Money Insider: Fast movers can get a transfer to Nottingham


The steady stream of new ISA accounts just keeps coming, and there have been a couple of particularly attractive products launched this week.

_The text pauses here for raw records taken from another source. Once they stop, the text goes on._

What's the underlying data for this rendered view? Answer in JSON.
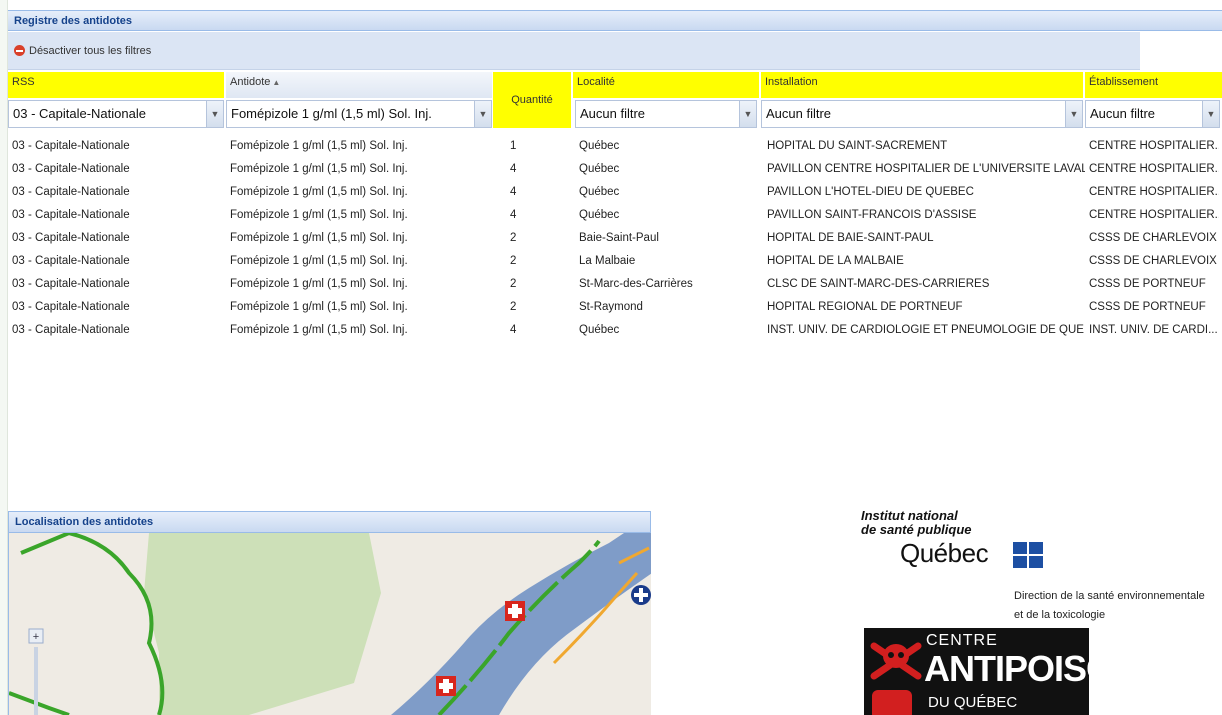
{
  "panel": {
    "title": "Registre des antidotes"
  },
  "toolbar": {
    "clear_filters_label": "Désactiver tous les filtres"
  },
  "columns": {
    "rss": "RSS",
    "antidote": "Antidote",
    "quantite": "Quantité",
    "localite": "Localité",
    "installation": "Installation",
    "etablissement": "Établissement"
  },
  "filters": {
    "rss": "03 - Capitale-Nationale",
    "antidote": "Fomépizole 1 g/ml (1,5 ml) Sol. Inj.",
    "localite": "Aucun filtre",
    "installation": "Aucun filtre",
    "etablissement": "Aucun filtre"
  },
  "rows": [
    {
      "rss": "03 - Capitale-Nationale",
      "antidote": "Fomépizole 1 g/ml (1,5 ml) Sol. Inj.",
      "quantite": "1",
      "localite": "Québec",
      "installation": "HOPITAL DU SAINT-SACREMENT",
      "etablissement": "CENTRE HOSPITALIER..."
    },
    {
      "rss": "03 - Capitale-Nationale",
      "antidote": "Fomépizole 1 g/ml (1,5 ml) Sol. Inj.",
      "quantite": "4",
      "localite": "Québec",
      "installation": "PAVILLON CENTRE HOSPITALIER DE L'UNIVERSITE LAVAL",
      "etablissement": "CENTRE HOSPITALIER..."
    },
    {
      "rss": "03 - Capitale-Nationale",
      "antidote": "Fomépizole 1 g/ml (1,5 ml) Sol. Inj.",
      "quantite": "4",
      "localite": "Québec",
      "installation": "PAVILLON L'HOTEL-DIEU DE QUEBEC",
      "etablissement": "CENTRE HOSPITALIER..."
    },
    {
      "rss": "03 - Capitale-Nationale",
      "antidote": "Fomépizole 1 g/ml (1,5 ml) Sol. Inj.",
      "quantite": "4",
      "localite": "Québec",
      "installation": "PAVILLON SAINT-FRANCOIS D'ASSISE",
      "etablissement": "CENTRE HOSPITALIER..."
    },
    {
      "rss": "03 - Capitale-Nationale",
      "antidote": "Fomépizole 1 g/ml (1,5 ml) Sol. Inj.",
      "quantite": "2",
      "localite": "Baie-Saint-Paul",
      "installation": "HOPITAL DE BAIE-SAINT-PAUL",
      "etablissement": "CSSS DE CHARLEVOIX"
    },
    {
      "rss": "03 - Capitale-Nationale",
      "antidote": "Fomépizole 1 g/ml (1,5 ml) Sol. Inj.",
      "quantite": "2",
      "localite": "La Malbaie",
      "installation": "HOPITAL DE LA MALBAIE",
      "etablissement": "CSSS DE CHARLEVOIX"
    },
    {
      "rss": "03 - Capitale-Nationale",
      "antidote": "Fomépizole 1 g/ml (1,5 ml) Sol. Inj.",
      "quantite": "2",
      "localite": "St-Marc-des-Carrières",
      "installation": "CLSC DE SAINT-MARC-DES-CARRIERES",
      "etablissement": "CSSS DE PORTNEUF"
    },
    {
      "rss": "03 - Capitale-Nationale",
      "antidote": "Fomépizole 1 g/ml (1,5 ml) Sol. Inj.",
      "quantite": "2",
      "localite": "St-Raymond",
      "installation": "HOPITAL REGIONAL DE PORTNEUF",
      "etablissement": "CSSS DE PORTNEUF"
    },
    {
      "rss": "03 - Capitale-Nationale",
      "antidote": "Fomépizole 1 g/ml (1,5 ml) Sol. Inj.",
      "quantite": "4",
      "localite": "Québec",
      "installation": "INST. UNIV. DE CARDIOLOGIE ET PNEUMOLOGIE DE QUE...",
      "etablissement": "INST. UNIV. DE CARDI..."
    }
  ],
  "map": {
    "title": "Localisation des antidotes",
    "zoom_in_label": "+",
    "colors": {
      "water": "#7f9cc8",
      "park": "#cde0b8",
      "border": "#3aa52a",
      "road": "#f0a830",
      "marker": "#d8261d"
    }
  },
  "logos": {
    "inspq_line1": "Institut national",
    "inspq_line2": "de santé publique",
    "quebec": "Québec",
    "direction_line1": "Direction de la santé environnementale",
    "direction_line2": "et de la toxicologie",
    "antipoison_top": "CENTRE",
    "antipoison_main": "ANTIPOISON",
    "antipoison_bottom": "DU QUÉBEC"
  }
}
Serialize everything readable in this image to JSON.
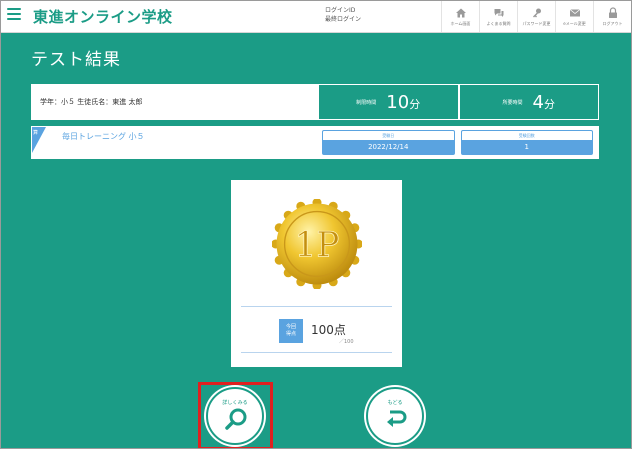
{
  "header": {
    "logo": "東進オンライン学校",
    "login_id_label": "ログインID",
    "login_last_label": "最終ログイン",
    "icons": [
      {
        "name": "home-icon",
        "label": "ホーム画面"
      },
      {
        "name": "faq-icon",
        "label": "よくある質問"
      },
      {
        "name": "key-icon",
        "label": "パスワード変更"
      },
      {
        "name": "mail-icon",
        "label": "eメール変更"
      },
      {
        "name": "lock-icon",
        "label": "ログアウト"
      }
    ]
  },
  "page": {
    "title": "テスト結果"
  },
  "student": {
    "info": "学年：小５  生徒氏名：東進 太郎",
    "limit_time_label": "制限時間",
    "limit_time_value": "10",
    "limit_time_unit": "分",
    "used_time_label": "所要時間",
    "used_time_value": "4",
    "used_time_unit": "分"
  },
  "test": {
    "badge": "算",
    "name": "毎日トレーニング 小５",
    "date_label": "受験日",
    "date_value": "2022/12/14",
    "count_label": "受験回数",
    "count_value": "1"
  },
  "result": {
    "medal_text": "1P",
    "score_badge_line1": "今回",
    "score_badge_line2": "得点",
    "score": "100点",
    "score_max": "／100"
  },
  "actions": {
    "detail_label": "詳しくみる",
    "back_label": "もどる"
  },
  "colors": {
    "primary": "#1b9c86",
    "accent_blue": "#5aa3e0",
    "highlight_red": "#e02020",
    "gold": "#e2b21d"
  }
}
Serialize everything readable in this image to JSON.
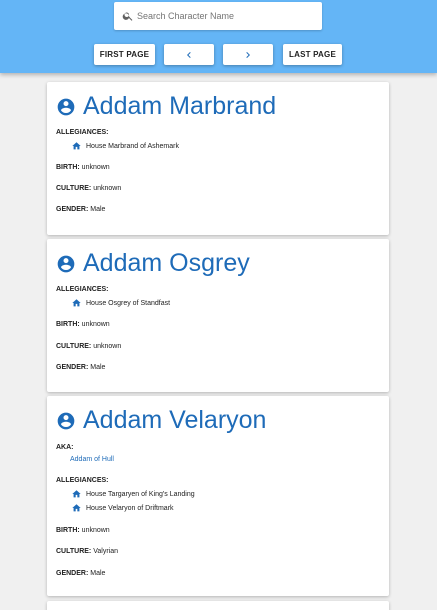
{
  "search": {
    "placeholder": "Search Character Name",
    "icon": "search-icon"
  },
  "pagination": {
    "first_label": "FIRST PAGE",
    "prev_icon": "chevron-left-icon",
    "next_icon": "chevron-right-icon",
    "last_label": "LAST PAGE"
  },
  "labels": {
    "allegiances": "ALLEGIANCES:",
    "birth": "BIRTH:",
    "culture": "CULTURE:",
    "gender": "GENDER:",
    "aka": "AKA:"
  },
  "colors": {
    "header": "#64b5f6",
    "accent": "#1e6bb8",
    "background": "#f0f0f0"
  },
  "characters": [
    {
      "name": "Addam Marbrand",
      "allegiances": [
        "House Marbrand of Ashemark"
      ],
      "birth": "unknown",
      "culture": "unknown",
      "gender": "Male"
    },
    {
      "name": "Addam Osgrey",
      "allegiances": [
        "House Osgrey of Standfast"
      ],
      "birth": "unknown",
      "culture": "unknown",
      "gender": "Male"
    },
    {
      "name": "Addam Velaryon",
      "aka": [
        "Addam of Hull"
      ],
      "allegiances": [
        "House Targaryen of King's Landing",
        "House Velaryon of Driftmark"
      ],
      "birth": "unknown",
      "culture": "Valyrian",
      "gender": "Male"
    }
  ]
}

Nottingham Building Society has taken over the top spot in the two-year fixed-rate ISA best buys with a new account paying 3.65 per cent tax-free with the rate fixed until 31 March 2014.

This new ISA is a great opportunity for savers looking to transfer their existing ISA savings too, not something you'll always find with the best buy deals where you're limited to the current year allowance.

However, this ISA from Nottingham BS is a limited-issue account and you'll need to act quickly if you want to take advantage of the excellent rate.

The minimum needed to open the account is £500, but if you haven't yet opened an ISA for the current tax year, you have until 5 April to save up to a maximum of £5,340 tax free.

Another ISA newbie that caught my eye this week was from Leeds Building Society with a one-year fixed-rate ISA with limited access paying 3 per cent.

This hybrid product offers the best of both worlds (fixed rate plus some access) and will appeal to those who are worried about locking their entire tax-free savings balance away for the next 12 months.

As you'd expect, there are better one- year fixed rates out there with Aldermore currently leading the way at 3.35 per cent. However, the flexibility of being able to transfer in previous ISA balances and have access to 25 per cent of the initial investment at any time, without penalty, will make this Leeds Building Society deal a popular choice even if it means accepting a slightly lower return as a trade-off.

With some savers having now accumulated significant tax-free savings balances over the years, the search for the very best rate becomes increasingly important.

For someone with an ISA nest egg of £50,000, an extra 0.5 per cent on the rate equates to £250 more interest over 12 months.

We're still awaiting details of the new ISA deals from Barclays and Santander, who in the past few years have featured heavily at the top end of the best-buy tables, and it may be that some consumers are delaying their ISA selection until these two heavyweights show their hand.

Big high-street names are selling bond savers short

In this low interest rate environment, savers are eager to earn the highest return possible. One way to bag a better interest rate is to lock your money away in a fixed-rate bond rather than a standard, instant-access account. You are rewarded with an improved rate for losing access to your cash – at least that's the theory.

Research from Moneynet tells a different story and shows many of the biggest financial providers are offering savers a poor deal, particularly those looking for a one-year, fixed-rate account.

Less well-established financial providers tend to offer the same interest rate regardless of the amount involved, whether its £500 or £50,000, but that's rarely the case with the main institutions. Rates for amounts under £5,000 are particularly poor, and in some instances, such as with Lloyds TSB and HSBC, you can't open a one-year bond unless you've got at least £2,000, while with NatWest the entry level is £5,000.

Also, it's often only those with £25,000 or more to tuck away who receive a better return.

The difference in returns on these accounts can vary markedly. On a balance of £5,000, Barclays, Lloyds TSB and HSBC will pay 2 per cent for a one-year term, compared with 3.25 per cent from Post Office and M&S Money.

If banks want to encourage the savings habit and retain their less-affluent customers then they should offer competitive rates for all, not just those fortunate enough to have a five-figure lump sum at their disposal.

Andrew Hagger –